User interface development is about creating a layer of usability for services written in code - for users who don't know code. It is a holistic practice that requires cross-functional skills and well-established work processes.
User Interface development abstracts the logic of a product and designs it so that the user can intuitively interact with the functionality being offered. Be it websites, web and mobile apps or voice assistants, VR glasses and much more. And probably even more in the future.
An interface is every little detail that the user can control or interact with using, for example, a screen, keyboard, mouse on e.g. a computer, tablet or smartphone. The interface has to be adapted to the target group that will use the service - thus, a lot of focus lies on usability (UX) and on making the design appealing (UI).
The goal of user interface development is to make a user's interactions as simple and effective as possible when it comes to completing user goals.

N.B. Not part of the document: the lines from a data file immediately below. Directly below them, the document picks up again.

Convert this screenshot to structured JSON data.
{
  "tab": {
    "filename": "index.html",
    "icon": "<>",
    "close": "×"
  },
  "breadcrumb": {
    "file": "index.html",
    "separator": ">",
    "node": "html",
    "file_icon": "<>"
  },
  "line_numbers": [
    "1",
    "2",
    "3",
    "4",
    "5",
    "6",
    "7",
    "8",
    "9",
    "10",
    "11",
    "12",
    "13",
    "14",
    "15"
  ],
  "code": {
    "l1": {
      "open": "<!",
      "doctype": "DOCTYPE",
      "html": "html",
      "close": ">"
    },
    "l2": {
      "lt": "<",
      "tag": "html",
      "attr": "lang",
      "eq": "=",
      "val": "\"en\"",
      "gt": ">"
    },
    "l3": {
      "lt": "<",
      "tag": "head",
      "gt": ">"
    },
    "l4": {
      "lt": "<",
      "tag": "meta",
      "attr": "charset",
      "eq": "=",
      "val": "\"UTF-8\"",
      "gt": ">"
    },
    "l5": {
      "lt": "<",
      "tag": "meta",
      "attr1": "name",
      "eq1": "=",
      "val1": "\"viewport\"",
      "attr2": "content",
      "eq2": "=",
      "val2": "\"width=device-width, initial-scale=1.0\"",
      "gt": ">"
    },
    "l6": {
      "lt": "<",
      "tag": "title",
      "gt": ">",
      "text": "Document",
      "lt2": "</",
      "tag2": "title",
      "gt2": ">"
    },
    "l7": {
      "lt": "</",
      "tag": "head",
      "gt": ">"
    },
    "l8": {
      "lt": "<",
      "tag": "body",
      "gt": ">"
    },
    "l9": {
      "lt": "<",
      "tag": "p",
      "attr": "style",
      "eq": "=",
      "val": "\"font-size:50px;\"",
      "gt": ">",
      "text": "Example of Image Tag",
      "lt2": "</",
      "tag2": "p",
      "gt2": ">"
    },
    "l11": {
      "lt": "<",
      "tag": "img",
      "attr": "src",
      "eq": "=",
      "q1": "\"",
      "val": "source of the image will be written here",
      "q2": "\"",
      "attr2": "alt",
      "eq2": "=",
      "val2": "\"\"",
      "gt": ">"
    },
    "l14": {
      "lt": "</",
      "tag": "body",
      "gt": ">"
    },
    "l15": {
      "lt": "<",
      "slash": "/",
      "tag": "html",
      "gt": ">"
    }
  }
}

Before starting the actual development of the interface, you need to do research and an analysis of the target group that will use the service later on. This is usually done by strategists, business developers and / or a dedicated UX team.
There are many ways to do research and none of them is “wrong” as long as the end result is good - the approach obviously depends a lot on the users and their context. An effective method that we use often, is to do interviews with potential end-users and stakeholders to collect feedback (and requirements, eventually).
User Interface development involves collecting feedback, data and documentation. This then becomes the basis needed to create wireframes (also called wire sketches) - a type of visual requirement specification and communication support between customer and design team.
Unlike with wireframes, the main focus in a design sketch lies on color, shape and “real” content. Similarly, however, it still functions as a specification for the UI design requirements and as communication support between users, design team and developer. The advantage of involving design sketches in the process of user interface development is that you can test different design choices before you have a ready product, which is more cost-effective than making the decisions later in the process.
The design can be based on the client's existing graphic profile, or a completely new concept. The sketch is meant to give a fairer picture of what the product is intended to look like after it has been developed, usually without regard to interactions. That's what you use a prototype for.
The prototype enables interactivity of the layout, structure (wireframe), as well as color and shape (design sketch) – that the customer, design team and user interface developer have agreed on. A prototype can contain one or more of the intended functions but does nothing "real" - it simply simulates actions and gives a sense of what is meant to happen.
Since the prototype phase has structure, color schemes and minimal functionality in place, you can start user testing to see how users interact with the product. This is done to collect insights about functionality and usability before the development work begins.
Interface development is a relatively complex form of development because it often requires cross-industry knowledge to succeed. It's a mix of design, engineering and psychology.
An interface developer's responsibility is to code the entire user experience. This means programming life into the design, menu structure and interaction elements that were developed in the research and design phases, but also to take care of factors that have an effect on the user experience even though they may not be visible to the user. For example, start-up time, latency, error handling and automated workflows.
As new devices are developed and new technology is created, more "types" of interfaces will have to be created for the users. Website design is amazing, but today there is a need for other interfaces such as e.g. voice control.
When working with user interface development (UI), you need to keep in mind that user needs vary over time and that technology develops. These are two factors that make interfaces a dynamic, ever-changing delivery. Thus, an interface is never really fully developed - it must be maintained and optimized continuously and this is easiest done with continuous tests.
Accessibility testing is done to test the software in many different types of user groups so that several target groups (including people with disabilities) can use the product.
Usability testing explores and evaluates how easy a product or interface is to use, often by asking potential end-users to perform one or more tasks.